As the saying goes, you don’t get a second chance to make a first impression. The application is your only opportunity to put your best foot forward. Be sure to include all relevant information that helps reviewers understand the breadth of your expertise as it pertains to the program’s objectives. As some applications have page limits you will have to strike a balance between being thorough and being wordy. Even without limits don’t induce reader-fatigue by including too much information, or hiding key information in repetitive or redundant text.
A complete and well-structured application helps reviewers accurately assess your proposal against the program’s evaluation criteria.
Did I ask for help?
Do not hesitate to contact the program’s staff. In fact, a call at the start of the process can save you a lot of time and clear up questions you may have. If the program hosts a webinar or teleconference orientation session don’t pass up this opportunity. As well as gaining insight into the program, you get a chance to hear what’s on other applicant’s minds by the questions they ask. Keep in mind that once your proposal is submitted funders will not likely call you if they have questions. Outreach funding is a competitive process and you can be sure that others are not shy to take advantage of any help.
Have I been objective in my critique?
Since you know the details of your proposal inside and out have someone else review your proposal: someone who knows the program but is not familiar with the intricacies of your project.

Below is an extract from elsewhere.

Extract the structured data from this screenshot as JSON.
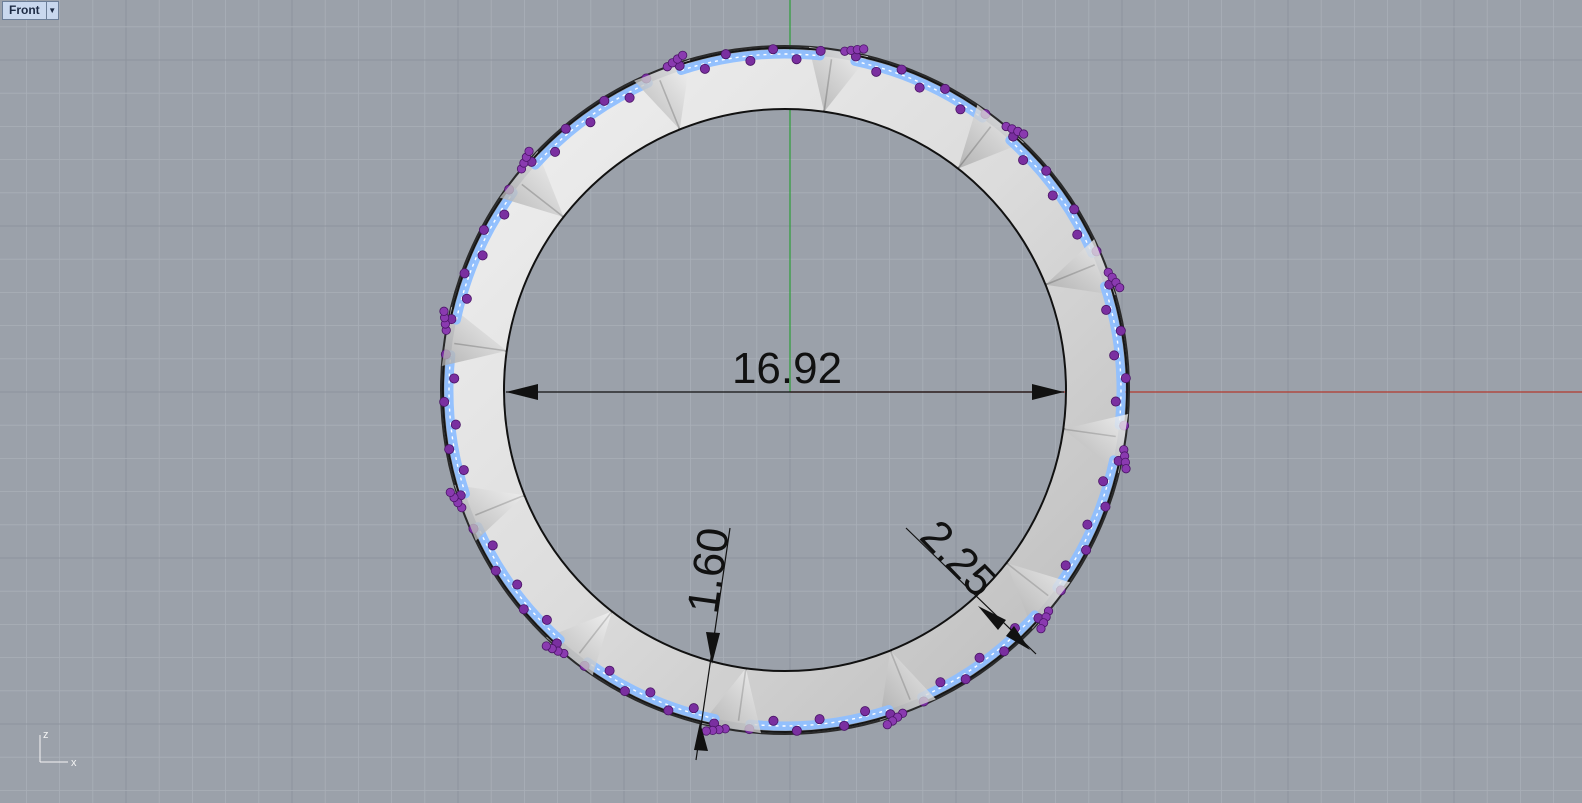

Ask him or her to be blunt in their assessment. Objective criticism in the weeks before a submission deadline will give you time to address shortcomings. Once your application leaves your office shortcomings will work against you.
If you can answer yes to these questions you will likely say yes to the final question. If it was your money, would you fund your project?
Planning for the funding decision.
If your proposal is rejected request an explanation of where you fell short. Be aware that your application, and subsequent discussions with program staff, will be on file for future reference, so if you intend to re-apply be sure to address the issues identified in your application.
When you are approved for funding quickly establish a working relationship with the program’s staff. Be sure you understand all of the terms of the funding agreement from the outset, such as reporting deadlines. A constructive rapport is key if problems arise. Funding agreements usually allow for adjustments in program deliverables, timing and spending if you disclose problems in a forthcoming and timely manner.
It is important that your project proceeds as approved, and that it comes to a successful conclusion so that when it’s time to re-apply for funding you have a proven record of success.